**What to produce**
Check each line of the entries below for the word "sticker" and state only how many lines have it.

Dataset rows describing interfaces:

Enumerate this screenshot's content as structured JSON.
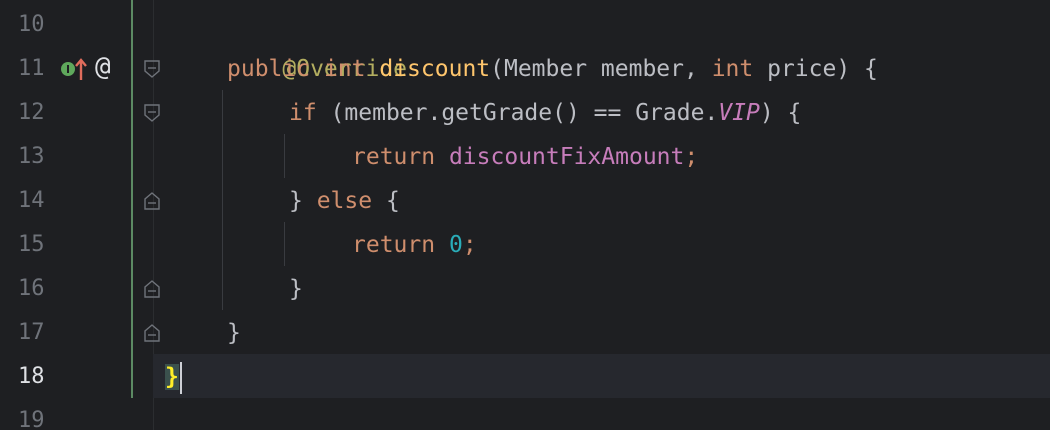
{
  "editor": {
    "line_numbers": [
      "10",
      "11",
      "12",
      "13",
      "14",
      "15",
      "16",
      "17",
      "18",
      "19"
    ],
    "current_line": "18",
    "lines": {
      "l10": {
        "annotation": "@Override"
      },
      "l11": {
        "kw_public": "public",
        "kw_int": "int",
        "method_name": "discount",
        "paren_open": "(Member member, ",
        "kw_int2": "int",
        "params_rest": " price) {"
      },
      "l12": {
        "kw_if": "if",
        "cond_start": " (member.getGrade() == Grade.",
        "enum_field": "VIP",
        "cond_end": ") {"
      },
      "l13": {
        "kw_return": "return",
        "field": "discountFixAmount",
        "semicolon": ";"
      },
      "l14": {
        "brace": "} ",
        "kw_else": "else",
        "brace_open": " {"
      },
      "l15": {
        "kw_return": "return",
        "value": "0",
        "semicolon": ";"
      },
      "l16": {
        "brace": "}"
      },
      "l17": {
        "brace": "}"
      },
      "l18": {
        "brace": "}"
      }
    },
    "gutter_icons": {
      "implementation_icon": "I",
      "at_icon": "@"
    }
  }
}
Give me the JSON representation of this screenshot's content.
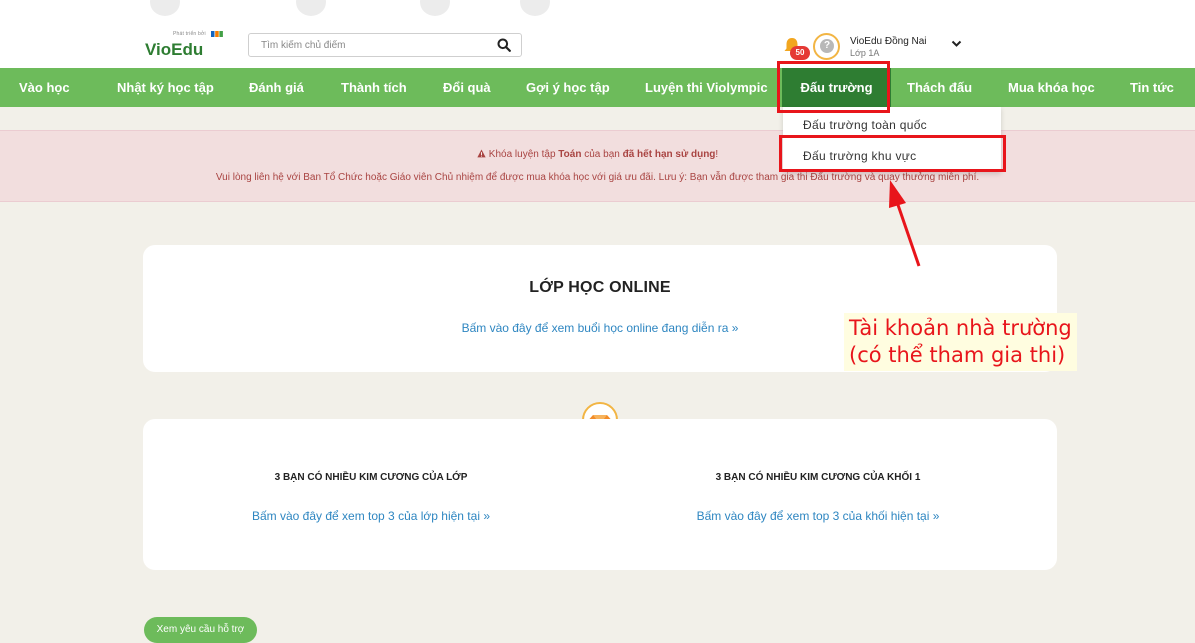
{
  "header": {
    "logo_text": "VioEdu",
    "logo_tagline": "Phát triển bởi",
    "search": {
      "placeholder": "Tìm kiếm chủ điểm"
    },
    "notification_count": "50",
    "user": {
      "name": "VioEdu Đồng Nai",
      "class": "Lớp 1A"
    }
  },
  "nav": {
    "items": [
      {
        "label": "Vào học"
      },
      {
        "label": "Nhật ký học tập"
      },
      {
        "label": "Đánh giá"
      },
      {
        "label": "Thành tích"
      },
      {
        "label": "Đổi quà"
      },
      {
        "label": "Gợi ý học tập"
      },
      {
        "label": "Luyện thi Violympic"
      },
      {
        "label": "Đấu trường"
      },
      {
        "label": "Thách đấu"
      },
      {
        "label": "Mua khóa học"
      },
      {
        "label": "Tin tức"
      }
    ],
    "active_index": 7
  },
  "dropdown": {
    "items": [
      {
        "label": "Đấu trường toàn quốc"
      },
      {
        "label": "Đấu trường khu vực"
      }
    ]
  },
  "alert": {
    "line1_pre": "Khóa luyện tập ",
    "line1_subject": "Toán",
    "line1_mid": " của bạn ",
    "line1_status": "đã hết hạn sử dụng",
    "line1_end": "!",
    "line2": "Vui lòng liên hệ với Ban Tổ Chức hoặc Giáo viên Chủ nhiệm để được mua khóa học với giá ưu đãi. Lưu ý: Bạn vẫn được tham gia thi Đấu trường và quay thưởng miễn phí."
  },
  "online_class": {
    "title": "LỚP HỌC ONLINE",
    "link": "Bấm vào đây để xem buổi học online đang diễn ra »"
  },
  "diamonds": {
    "class_title": "3 BẠN CÓ NHIỀU KIM CƯƠNG CỦA LỚP",
    "class_link": "Bấm vào đây để xem top 3 của lớp hiện tại »",
    "grade_title": "3 BẠN CÓ NHIỀU KIM CƯƠNG CỦA KHỐI 1",
    "grade_link": "Bấm vào đây để xem top 3 của khối hiện tại »"
  },
  "annotation": {
    "line1": "Tài khoản nhà trường",
    "line2": "(có thể tham gia thi)"
  },
  "support_button": "Xem yêu cầu hỗ trợ",
  "colors": {
    "nav_green": "#6dbb5b",
    "nav_active": "#2e7d32",
    "highlight_red": "#e8151b",
    "link_blue": "#2e86c1",
    "alert_bg": "#f2dede",
    "alert_text": "#a94442"
  }
}
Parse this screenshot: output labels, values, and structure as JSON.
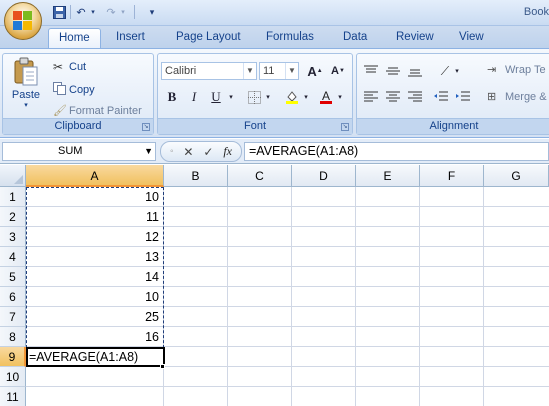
{
  "window": {
    "title": "Book"
  },
  "quick_access": {
    "save": "save-icon",
    "undo": "undo-icon",
    "redo": "redo-icon",
    "customize": "customize-icon"
  },
  "tabs": [
    {
      "label": "Home",
      "active": true
    },
    {
      "label": "Insert"
    },
    {
      "label": "Page Layout"
    },
    {
      "label": "Formulas"
    },
    {
      "label": "Data"
    },
    {
      "label": "Review"
    },
    {
      "label": "View"
    }
  ],
  "clipboard": {
    "paste": "Paste",
    "cut": "Cut",
    "copy": "Copy",
    "format_painter": "Format Painter",
    "group_label": "Clipboard"
  },
  "font": {
    "name": "Calibri",
    "size": "11",
    "group_label": "Font",
    "grow": "A",
    "shrink": "A",
    "bold": "B",
    "italic": "I",
    "underline": "U"
  },
  "alignment": {
    "wrap_text": "Wrap Te",
    "merge": "Merge &",
    "group_label": "Alignment"
  },
  "formula_bar": {
    "name_box": "SUM",
    "formula": "=AVERAGE(A1:A8)",
    "cancel": "✕",
    "enter": "✓",
    "fx": "fx"
  },
  "columns": [
    "A",
    "B",
    "C",
    "D",
    "E",
    "F",
    "G"
  ],
  "rows": [
    "1",
    "2",
    "3",
    "4",
    "5",
    "6",
    "7",
    "8",
    "9",
    "10",
    "11"
  ],
  "cells_A": [
    "10",
    "11",
    "12",
    "13",
    "14",
    "10",
    "25",
    "16"
  ],
  "active_cell": {
    "ref": "A9",
    "content": "=AVERAGE(A1:A8)"
  },
  "colors": {
    "accent": "#15428b",
    "selection_header": "#f9d99f"
  }
}
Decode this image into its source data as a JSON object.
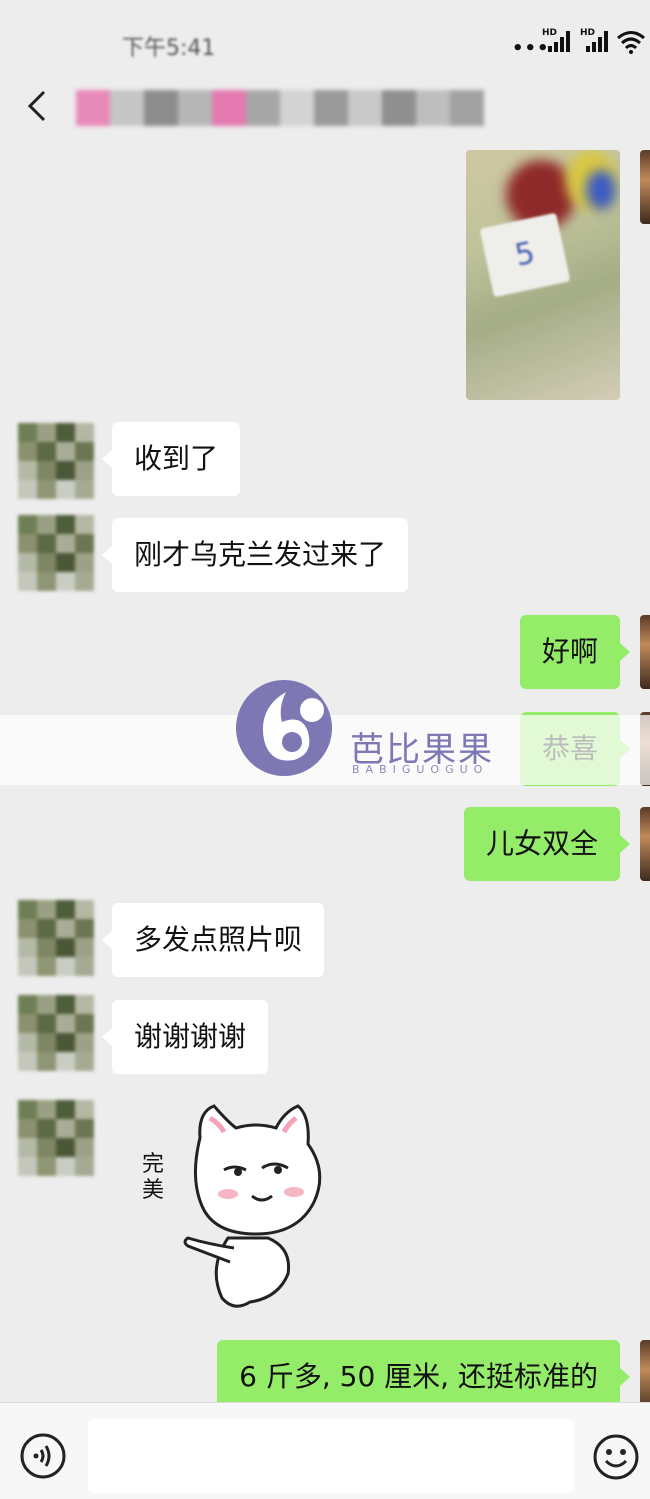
{
  "status_bar": {
    "time": "下午5:41",
    "signal_label_1": "HD",
    "signal_label_2": "HD",
    "dots": "•••"
  },
  "header": {
    "contact_name_redacted": true
  },
  "messages": [
    {
      "side": "in",
      "type": "text",
      "text": "收到了"
    },
    {
      "side": "in",
      "type": "text",
      "text": "刚才乌克兰发过来了"
    },
    {
      "side": "out",
      "type": "text",
      "text": "好啊"
    },
    {
      "side": "out",
      "type": "text",
      "text": "恭喜"
    },
    {
      "side": "out",
      "type": "text",
      "text": "儿女双全"
    },
    {
      "side": "in",
      "type": "text",
      "text": "多发点照片呗"
    },
    {
      "side": "in",
      "type": "text",
      "text": "谢谢谢谢"
    },
    {
      "side": "in",
      "type": "sticker",
      "text": "完美",
      "icon": "cat-pointing-sticker"
    },
    {
      "side": "out",
      "type": "text",
      "text": "6 斤多, 50 厘米, 还挺标准的"
    }
  ],
  "watermark": {
    "name": "芭比果果",
    "sub": "BABIGUOGUO",
    "color": "#7d77b4"
  },
  "input_bar": {
    "voice_icon": "voice-icon",
    "emoji_icon": "emoji-icon",
    "value": ""
  },
  "colors": {
    "background": "#ededed",
    "incoming_bubble": "#ffffff",
    "outgoing_bubble": "#95ec69"
  }
}
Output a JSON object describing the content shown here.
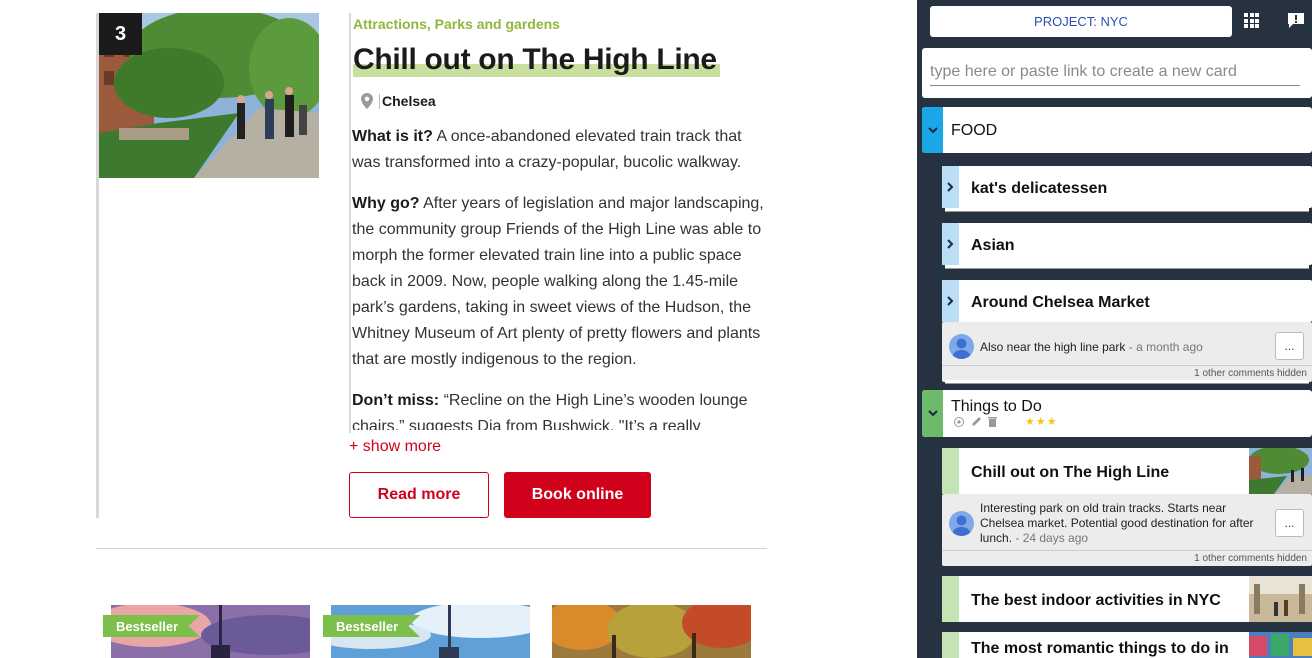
{
  "article": {
    "rank": "3",
    "category": "Attractions, Parks and gardens",
    "title": "Chill out on The High Line",
    "location": "Chelsea",
    "paragraphs": [
      {
        "lead": "What is it?",
        "text": " A once-abandoned elevated train track that was transformed into a crazy-popular, bucolic walkway."
      },
      {
        "lead": "Why go?",
        "text": " After years of legislation and major landscaping, the community group Friends of the High Line was able to morph the former elevated train line into a public space back in 2009. Now, people walking along the 1.45-mile park’s gardens, taking in sweet views of the Hudson, the Whitney Museum of Art plenty of pretty flowers and plants that are mostly indigenous to the region."
      },
      {
        "lead": "Don’t miss:",
        "text": " “Recline on the High Line’s wooden lounge chairs,” suggests Dia from Bushwick. \"It’s a really"
      }
    ],
    "show_more": "+ show more",
    "read_more": "Read more",
    "book_online": "Book online",
    "tags": [
      "Bestseller",
      "Bestseller"
    ]
  },
  "sidebar": {
    "project_label": "PROJECT: NYC",
    "new_card_placeholder": "type here or paste link to create a new card",
    "groups": [
      {
        "title": "FOOD",
        "color": "#1aa7e8"
      },
      {
        "title": "Things to Do",
        "color": "#6dbb6a",
        "stars": "★★★"
      }
    ],
    "food_cards": [
      {
        "title": "kat's delicatessen"
      },
      {
        "title": "Asian"
      },
      {
        "title": "Around Chelsea Market"
      }
    ],
    "food_comment": {
      "text": "Also near the high line park",
      "ago": " - a month ago",
      "menu": "...",
      "hidden": "1 other comments hidden"
    },
    "todo_cards": [
      {
        "title": "Chill out on The High Line"
      },
      {
        "title": "The best indoor activities in NYC"
      },
      {
        "title": "The most romantic things to do in"
      }
    ],
    "todo_comment": {
      "text": "Interesting park on old train tracks. Starts near Chelsea market. Potential good destination for after lunch.",
      "ago": " - 24 days ago",
      "menu": "...",
      "hidden": "1 other comments hidden"
    }
  }
}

**The completed task**
2